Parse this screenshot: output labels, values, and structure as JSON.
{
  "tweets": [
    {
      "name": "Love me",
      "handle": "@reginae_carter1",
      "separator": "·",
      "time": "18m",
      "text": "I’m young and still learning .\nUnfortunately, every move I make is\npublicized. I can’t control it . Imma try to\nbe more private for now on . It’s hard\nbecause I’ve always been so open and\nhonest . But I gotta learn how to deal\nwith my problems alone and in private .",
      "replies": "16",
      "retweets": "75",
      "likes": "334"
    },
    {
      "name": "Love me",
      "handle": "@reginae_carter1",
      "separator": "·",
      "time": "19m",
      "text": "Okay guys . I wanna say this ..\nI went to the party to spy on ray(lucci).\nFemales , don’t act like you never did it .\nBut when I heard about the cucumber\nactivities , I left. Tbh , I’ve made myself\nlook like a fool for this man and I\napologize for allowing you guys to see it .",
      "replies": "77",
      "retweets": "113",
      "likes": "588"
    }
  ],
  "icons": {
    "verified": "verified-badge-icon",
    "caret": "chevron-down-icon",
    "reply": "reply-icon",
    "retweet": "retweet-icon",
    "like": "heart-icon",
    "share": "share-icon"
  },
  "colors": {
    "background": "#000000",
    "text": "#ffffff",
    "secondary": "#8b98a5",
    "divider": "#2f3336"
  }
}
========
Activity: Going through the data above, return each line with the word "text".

Answer below:
      "text": "I’m young and still learning .\nUnfortunately, every move I make is\npublicized. I can’t control it . Imma try to\nbe more private for now on . It’s hard\nbecause I’ve always been so open and\nhonest . But I gotta learn how to deal\nwith my problems alone and in private .",
      "text": "Okay guys . I wanna say this ..\nI went to the party to spy on ray(lucci).\nFemales , don’t act like you never did it .\nBut when I heard about the cucumber\nactivities , I left. Tbh , I’ve made myself\nlook like a fool for this man and I\napologize for allowing you guys to see it .",
    "text": "#ffffff",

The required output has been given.